More Lunacy and Exaggerated Claims from Pseudo-Archaeology: The ‘Discovery’ of the Nails Which Affixed Jesus to the Cross

No surprise at all that Simcha is involved in this pre-Easter nonsense.  Simcha can smell a Discovery Channel dalliance into silliness two miles off.

Photo from Ha'aretz

Could two of the nails used to crucify Jesus have been discovered in a 2,000-year-old tomb in Jerusalem?  And could they have mysteriously disappeared for 20 years, only to turn up by chance in a Tel Aviv laboratory?  That is the premise of the new documentary film “The Nails of the Cross” by veteran investigator Simcha Jacobovici, which even before its release has prompted debate in the Holy Land.  The film follows three years of research during which Jacobovici presents his assertions — some based on empirical data, others requiring much imagination and a leap of faith.

Veteran investigator?  Seriously?  Veteran dilettante would be more accurate.  Veteran hawker of unsubstantiated claims would be accurate as well.

He hails the find as historic, but most experts and scholars contacted by Reuters dismissed his case as far-fetched, some calling it a publicity stunt.

Yeah no kidding.  And at least Reuters asked actual scholars about the nonsense.  It’s just another stunt.   The report goes on to describe the contents of the ignorant foray into ridiculous claims but I can’t stomach repeating it.  God willing, the public won’t fall for the ignorance and Simcha’s special will be relegated to the rubbish heap where it (and all his works on biblical themes) clearly belongs.

6 thoughts on “More Lunacy and Exaggerated Claims from Pseudo-Archaeology: The ‘Discovery’ of the Nails Which Affixed Jesus to the Cross

  1. Isn’t he such a blessed fellow, always finding the originals: tomb, nails, foreskin…?

    Oops. Strike that last. Don’t think he’s claimed that one yet.


  2. In the Middle Ages, people even claimed to possess a bottle with Saint Joseph’s last breath. But it was in the Middle Ages… Probably, nothing has changed so far.


  3. Sigh …

    The Romans would not have viewed anything from Jesus’ cross as special. It was probably all re-used or scrapped.

    I get so angry with people, whether secular archaeologists or Christians, who get into this malarkey.
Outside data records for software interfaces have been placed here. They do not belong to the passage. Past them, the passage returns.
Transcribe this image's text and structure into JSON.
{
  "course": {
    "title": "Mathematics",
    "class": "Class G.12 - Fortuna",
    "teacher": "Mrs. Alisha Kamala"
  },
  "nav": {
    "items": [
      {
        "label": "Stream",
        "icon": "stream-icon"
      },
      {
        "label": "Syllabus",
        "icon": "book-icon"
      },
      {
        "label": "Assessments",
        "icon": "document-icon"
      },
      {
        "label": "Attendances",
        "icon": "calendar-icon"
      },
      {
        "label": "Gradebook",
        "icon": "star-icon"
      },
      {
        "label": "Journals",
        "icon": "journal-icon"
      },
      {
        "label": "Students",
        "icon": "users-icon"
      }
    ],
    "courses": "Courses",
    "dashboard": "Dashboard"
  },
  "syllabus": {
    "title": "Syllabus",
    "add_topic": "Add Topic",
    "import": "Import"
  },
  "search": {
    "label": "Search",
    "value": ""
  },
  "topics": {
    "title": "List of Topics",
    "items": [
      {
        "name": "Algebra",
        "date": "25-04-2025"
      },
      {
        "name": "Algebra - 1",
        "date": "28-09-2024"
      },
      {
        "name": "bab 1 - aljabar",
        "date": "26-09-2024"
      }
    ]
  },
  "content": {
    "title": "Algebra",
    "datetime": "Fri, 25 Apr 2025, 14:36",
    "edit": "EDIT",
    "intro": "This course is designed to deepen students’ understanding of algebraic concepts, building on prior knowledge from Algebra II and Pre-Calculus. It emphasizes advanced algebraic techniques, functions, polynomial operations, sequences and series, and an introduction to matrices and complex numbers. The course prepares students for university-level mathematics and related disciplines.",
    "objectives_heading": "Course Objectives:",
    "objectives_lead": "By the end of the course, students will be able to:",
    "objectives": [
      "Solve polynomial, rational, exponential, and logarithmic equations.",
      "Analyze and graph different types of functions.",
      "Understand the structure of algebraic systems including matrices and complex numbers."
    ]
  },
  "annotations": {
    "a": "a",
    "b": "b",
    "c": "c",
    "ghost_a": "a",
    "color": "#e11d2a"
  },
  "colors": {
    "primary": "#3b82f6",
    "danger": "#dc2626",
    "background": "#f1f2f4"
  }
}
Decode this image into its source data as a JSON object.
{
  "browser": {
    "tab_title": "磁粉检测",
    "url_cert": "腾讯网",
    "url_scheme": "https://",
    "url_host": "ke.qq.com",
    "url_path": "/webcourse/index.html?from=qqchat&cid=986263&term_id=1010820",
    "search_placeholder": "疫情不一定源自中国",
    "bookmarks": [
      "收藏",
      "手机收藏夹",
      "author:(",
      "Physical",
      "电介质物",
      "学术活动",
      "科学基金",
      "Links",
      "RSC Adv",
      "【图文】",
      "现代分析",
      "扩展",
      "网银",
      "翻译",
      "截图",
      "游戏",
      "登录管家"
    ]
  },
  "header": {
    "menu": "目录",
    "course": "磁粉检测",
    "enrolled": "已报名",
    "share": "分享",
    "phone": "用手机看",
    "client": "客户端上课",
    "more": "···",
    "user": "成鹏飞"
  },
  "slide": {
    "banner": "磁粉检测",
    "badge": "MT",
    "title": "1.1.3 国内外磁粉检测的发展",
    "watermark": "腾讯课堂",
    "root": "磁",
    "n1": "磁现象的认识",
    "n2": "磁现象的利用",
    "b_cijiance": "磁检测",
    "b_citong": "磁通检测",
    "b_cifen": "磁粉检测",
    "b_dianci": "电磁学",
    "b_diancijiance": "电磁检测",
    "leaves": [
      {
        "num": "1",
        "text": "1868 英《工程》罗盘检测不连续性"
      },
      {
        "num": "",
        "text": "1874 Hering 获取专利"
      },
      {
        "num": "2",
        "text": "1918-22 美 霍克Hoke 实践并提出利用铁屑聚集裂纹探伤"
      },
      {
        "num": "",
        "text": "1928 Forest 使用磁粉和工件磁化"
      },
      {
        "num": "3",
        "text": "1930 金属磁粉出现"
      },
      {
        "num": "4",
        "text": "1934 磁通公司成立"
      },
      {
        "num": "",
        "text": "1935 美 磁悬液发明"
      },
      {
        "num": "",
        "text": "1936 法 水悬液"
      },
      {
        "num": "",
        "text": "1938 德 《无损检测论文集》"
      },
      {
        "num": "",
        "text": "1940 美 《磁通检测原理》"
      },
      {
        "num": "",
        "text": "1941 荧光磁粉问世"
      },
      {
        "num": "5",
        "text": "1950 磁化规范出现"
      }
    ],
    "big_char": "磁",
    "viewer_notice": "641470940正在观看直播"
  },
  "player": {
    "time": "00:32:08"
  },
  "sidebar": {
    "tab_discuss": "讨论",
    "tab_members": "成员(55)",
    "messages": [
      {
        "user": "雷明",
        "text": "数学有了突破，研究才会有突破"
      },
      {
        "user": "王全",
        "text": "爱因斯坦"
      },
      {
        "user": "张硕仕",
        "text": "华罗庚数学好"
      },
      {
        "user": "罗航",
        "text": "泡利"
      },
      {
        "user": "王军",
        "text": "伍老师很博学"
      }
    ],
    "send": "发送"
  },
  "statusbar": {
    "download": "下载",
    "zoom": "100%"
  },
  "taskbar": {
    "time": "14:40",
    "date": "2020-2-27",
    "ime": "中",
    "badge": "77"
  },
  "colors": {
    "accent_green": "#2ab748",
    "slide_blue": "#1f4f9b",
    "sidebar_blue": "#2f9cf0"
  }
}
The only possible effect is that people will start putting their faith in these things, which will weaken it when the stuff is shown for the fallacy that it is.

    It’s all a waste of time.
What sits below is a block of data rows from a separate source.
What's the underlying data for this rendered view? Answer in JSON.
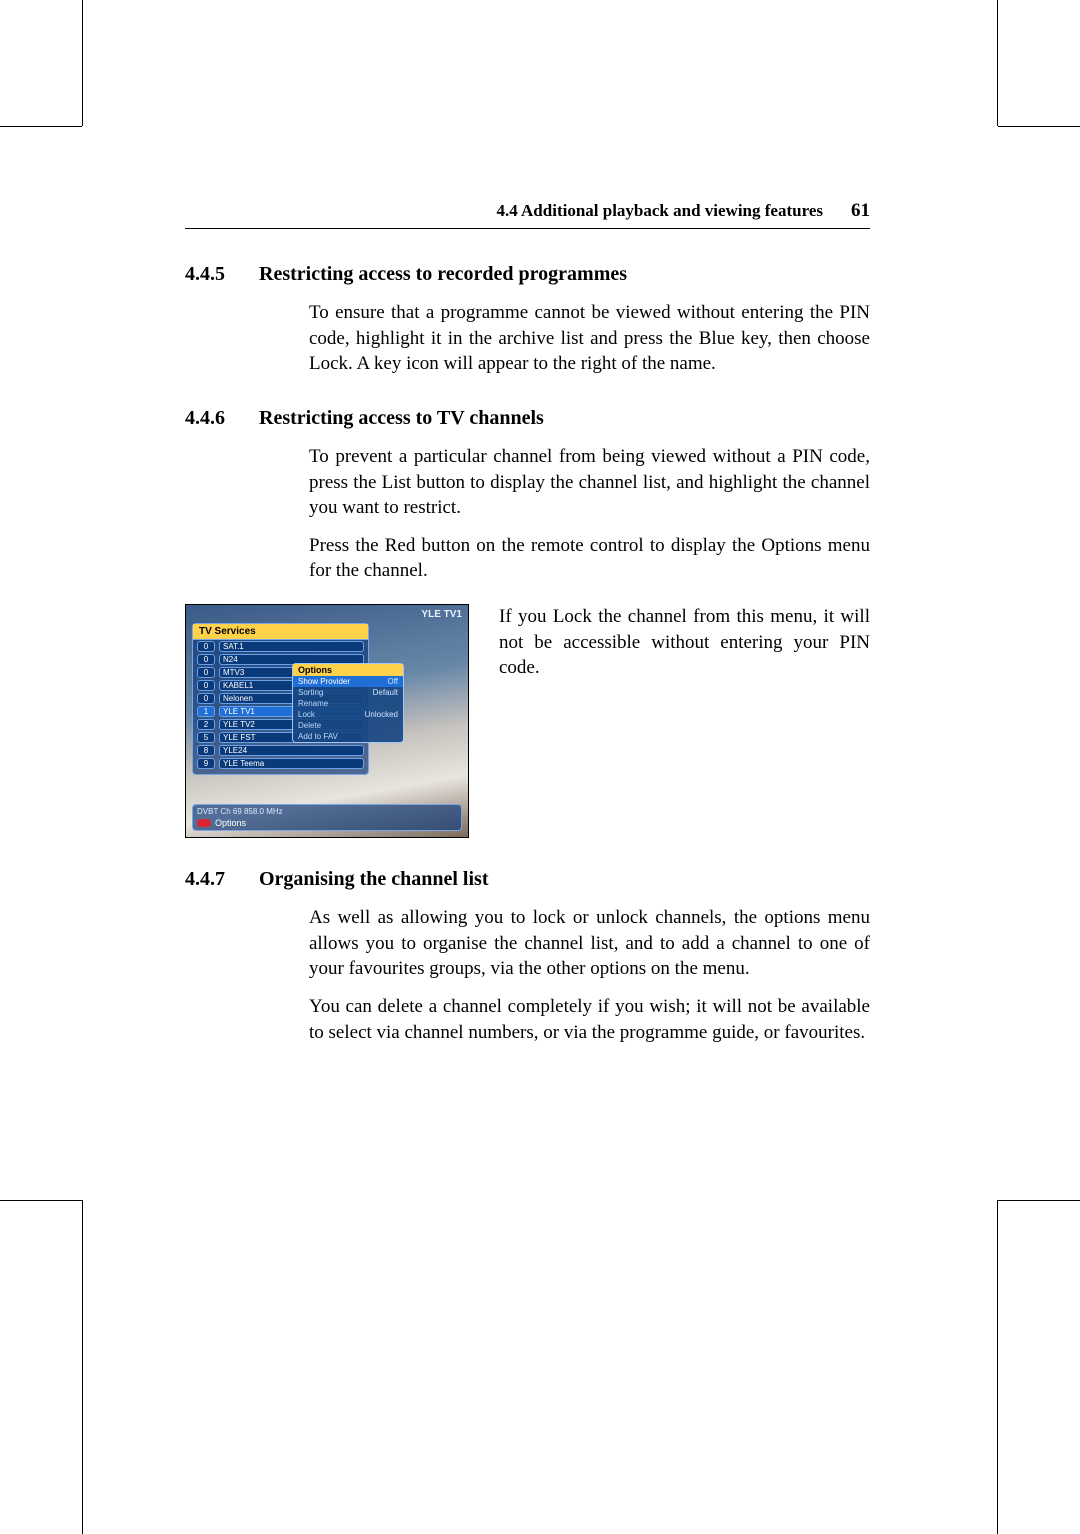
{
  "header": {
    "section": "4.4 Additional playback and viewing features",
    "page": "61"
  },
  "sec445": {
    "num": "4.4.5",
    "title": "Restricting access to recorded programmes",
    "p1": "To ensure that a programme cannot be viewed without entering the PIN code, highlight it in the archive list and press the Blue key, then choose Lock. A key icon will appear to the right of the name."
  },
  "sec446": {
    "num": "4.4.6",
    "title": "Restricting access to TV channels",
    "p1": "To prevent a particular channel from being viewed without a PIN code, press the List button to display the channel list, and highlight the channel you want to restrict.",
    "p2": "Press the Red button on the remote control to display the Options menu for the channel.",
    "aside": "If you Lock the channel from this menu, it will not be accessible without entering your PIN code."
  },
  "sec447": {
    "num": "4.4.7",
    "title": "Organising the channel list",
    "p1": "As well as allowing you to lock or unlock channels, the options menu allows you to organise the channel list, and to add a channel to one of your favourites groups, via the other options on the menu.",
    "p2": "You can delete a channel completely if you wish; it will not be available to select via channel numbers, or via the programme guide, or favourites."
  },
  "tv": {
    "logo": "YLE TV1",
    "panel_title": "TV Services",
    "channels": [
      {
        "num": "0",
        "name": "SAT.1"
      },
      {
        "num": "0",
        "name": "N24"
      },
      {
        "num": "0",
        "name": "MTV3"
      },
      {
        "num": "0",
        "name": "KABEL1"
      },
      {
        "num": "0",
        "name": "Nelonen"
      },
      {
        "num": "1",
        "name": "YLE TV1",
        "hl": true
      },
      {
        "num": "2",
        "name": "YLE TV2"
      },
      {
        "num": "5",
        "name": "YLE FST"
      },
      {
        "num": "8",
        "name": "YLE24"
      },
      {
        "num": "9",
        "name": "YLE Teema"
      }
    ],
    "opt_title": "Options",
    "options": [
      {
        "label": "Show Provider",
        "value": "Off",
        "hl": true
      },
      {
        "label": "Sorting",
        "value": "Default"
      },
      {
        "label": "Rename",
        "value": ""
      },
      {
        "label": "Lock",
        "value": "Unlocked"
      },
      {
        "label": "Delete",
        "value": ""
      },
      {
        "label": "Add to FAV",
        "value": ""
      }
    ],
    "foot1": "DVBT   Ch 69   858.0 MHz",
    "foot2": "Options"
  }
}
  4. Pingback: no, simcha, you didn’t find the ‘nails of the cross’ of christ (a week before easter) « XKV8R: The Official Blog of Dr. Robert R. Cargill
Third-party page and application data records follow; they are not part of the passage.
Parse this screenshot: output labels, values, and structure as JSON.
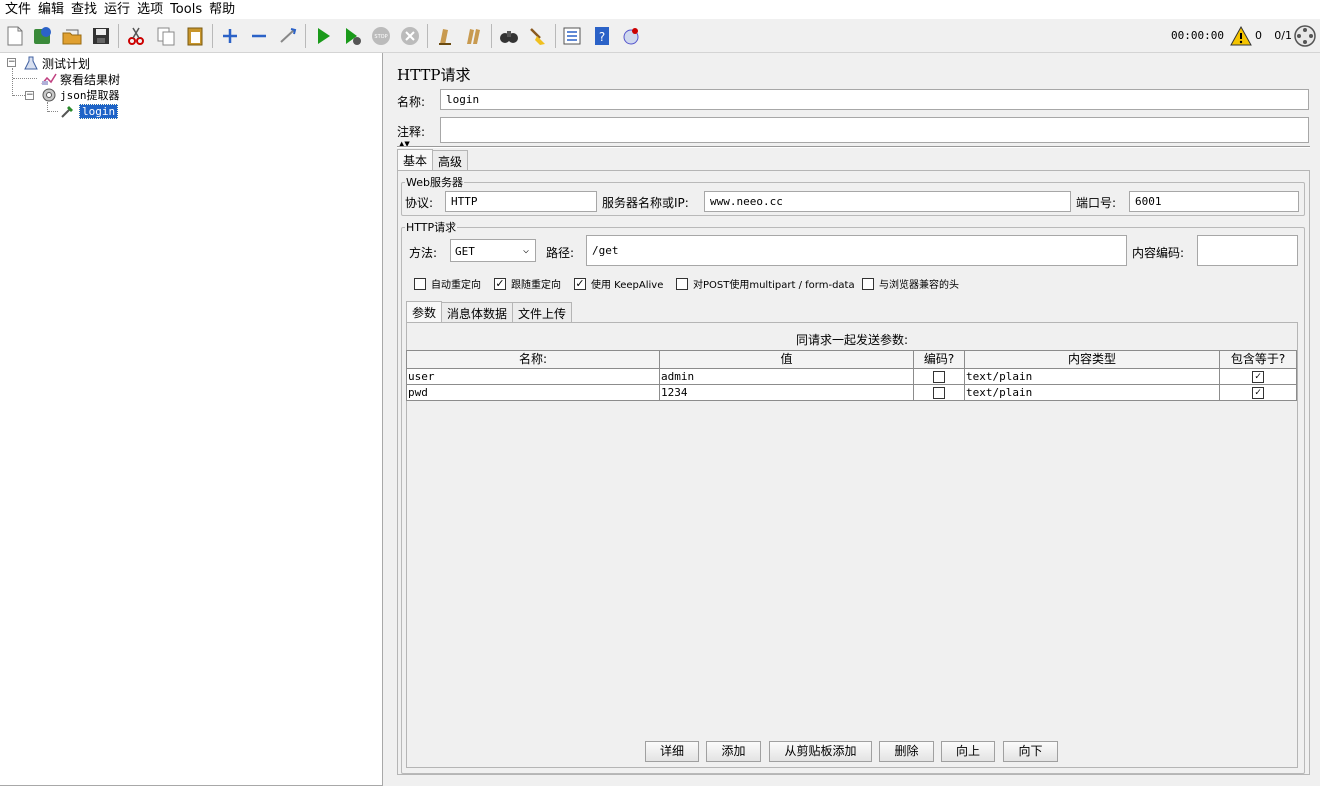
{
  "menu": [
    "文件",
    "编辑",
    "查找",
    "运行",
    "选项",
    "Tools",
    "帮助"
  ],
  "toolbar": {
    "timer": "00:00:00",
    "warnings": "0",
    "threads": "0/1"
  },
  "tree": {
    "plan": "测试计划",
    "listener": "察看结果树",
    "extractor": "json提取器",
    "sampler": "login"
  },
  "panel": {
    "title": "HTTP请求",
    "name_label": "名称:",
    "name_value": "login",
    "comment_label": "注释:",
    "comment_value": "",
    "tabs": [
      "基本",
      "高级"
    ],
    "web_server": {
      "legend": "Web服务器",
      "protocol_label": "协议:",
      "protocol_value": "HTTP",
      "server_label": "服务器名称或IP:",
      "server_value": "www.neeo.cc",
      "port_label": "端口号:",
      "port_value": "6001"
    },
    "http_request": {
      "legend": "HTTP请求",
      "method_label": "方法:",
      "method_value": "GET",
      "path_label": "路径:",
      "path_value": "/get",
      "encoding_label": "内容编码:",
      "encoding_value": ""
    },
    "options": [
      {
        "label": "自动重定向",
        "checked": false
      },
      {
        "label": "跟随重定向",
        "checked": true
      },
      {
        "label": "使用 KeepAlive",
        "checked": true
      },
      {
        "label": "对POST使用multipart / form-data",
        "checked": false
      },
      {
        "label": "与浏览器兼容的头",
        "checked": false
      }
    ],
    "subtabs": [
      "参数",
      "消息体数据",
      "文件上传"
    ],
    "params_caption": "同请求一起发送参数:",
    "columns": [
      "名称:",
      "值",
      "编码?",
      "内容类型",
      "包含等于?"
    ],
    "rows": [
      {
        "name": "user",
        "value": "admin",
        "encode": false,
        "content_type": "text/plain",
        "include_equals": true
      },
      {
        "name": "pwd",
        "value": "1234",
        "encode": false,
        "content_type": "text/plain",
        "include_equals": true
      }
    ],
    "buttons": [
      "详细",
      "添加",
      "从剪贴板添加",
      "删除",
      "向上",
      "向下"
    ]
  }
}
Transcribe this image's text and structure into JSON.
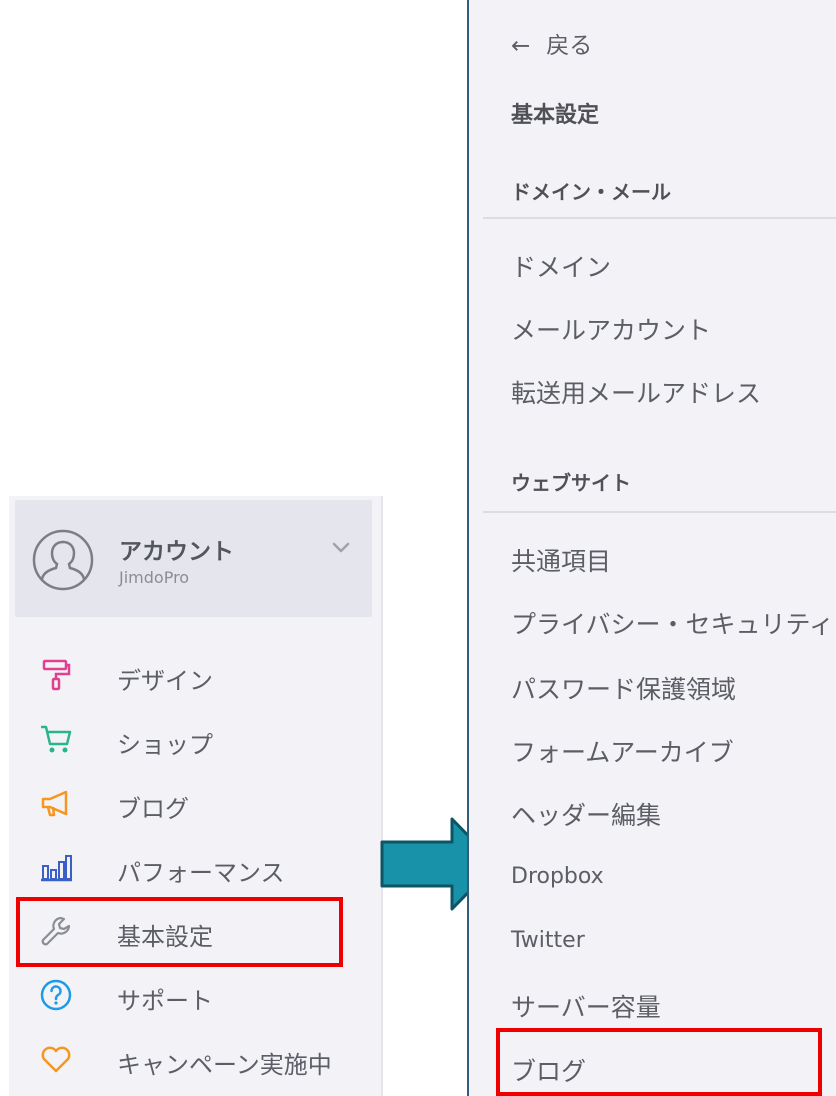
{
  "sidebar": {
    "account": {
      "name": "アカウント",
      "plan": "JimdoPro"
    },
    "items": [
      {
        "label": "デザイン",
        "icon": "paint-roller-icon",
        "color": "#e0408f"
      },
      {
        "label": "ショップ",
        "icon": "cart-icon",
        "color": "#2ab48a"
      },
      {
        "label": "ブログ",
        "icon": "megaphone-icon",
        "color": "#f6951f"
      },
      {
        "label": "パフォーマンス",
        "icon": "bar-chart-icon",
        "color": "#3a5fc8"
      },
      {
        "label": "基本設定",
        "icon": "wrench-icon",
        "color": "#8b8d96"
      },
      {
        "label": "サポート",
        "icon": "question-circle-icon",
        "color": "#1d9be8"
      },
      {
        "label": "キャンペーン実施中",
        "icon": "heart-icon",
        "color": "#f6951f"
      }
    ]
  },
  "panel": {
    "back": {
      "arrow": "←",
      "label": "戻る"
    },
    "title": "基本設定",
    "sections": [
      {
        "heading": "ドメイン・メール",
        "items": [
          "ドメイン",
          "メールアカウント",
          "転送用メールアドレス"
        ]
      },
      {
        "heading": "ウェブサイト",
        "items": [
          "共通項目",
          "プライバシー・セキュリティ",
          "パスワード保護領域",
          "フォームアーカイブ",
          "ヘッダー編集",
          "Dropbox",
          "Twitter",
          "サーバー容量",
          "ブログ"
        ]
      }
    ]
  },
  "colors": {
    "highlight": "#ee0000",
    "arrow_fill": "#1792a8",
    "arrow_stroke": "#0d5466"
  }
}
  5. Pingback: Nails of the Cross of Christ? « Fr Stephen's Blog

Comments are closed.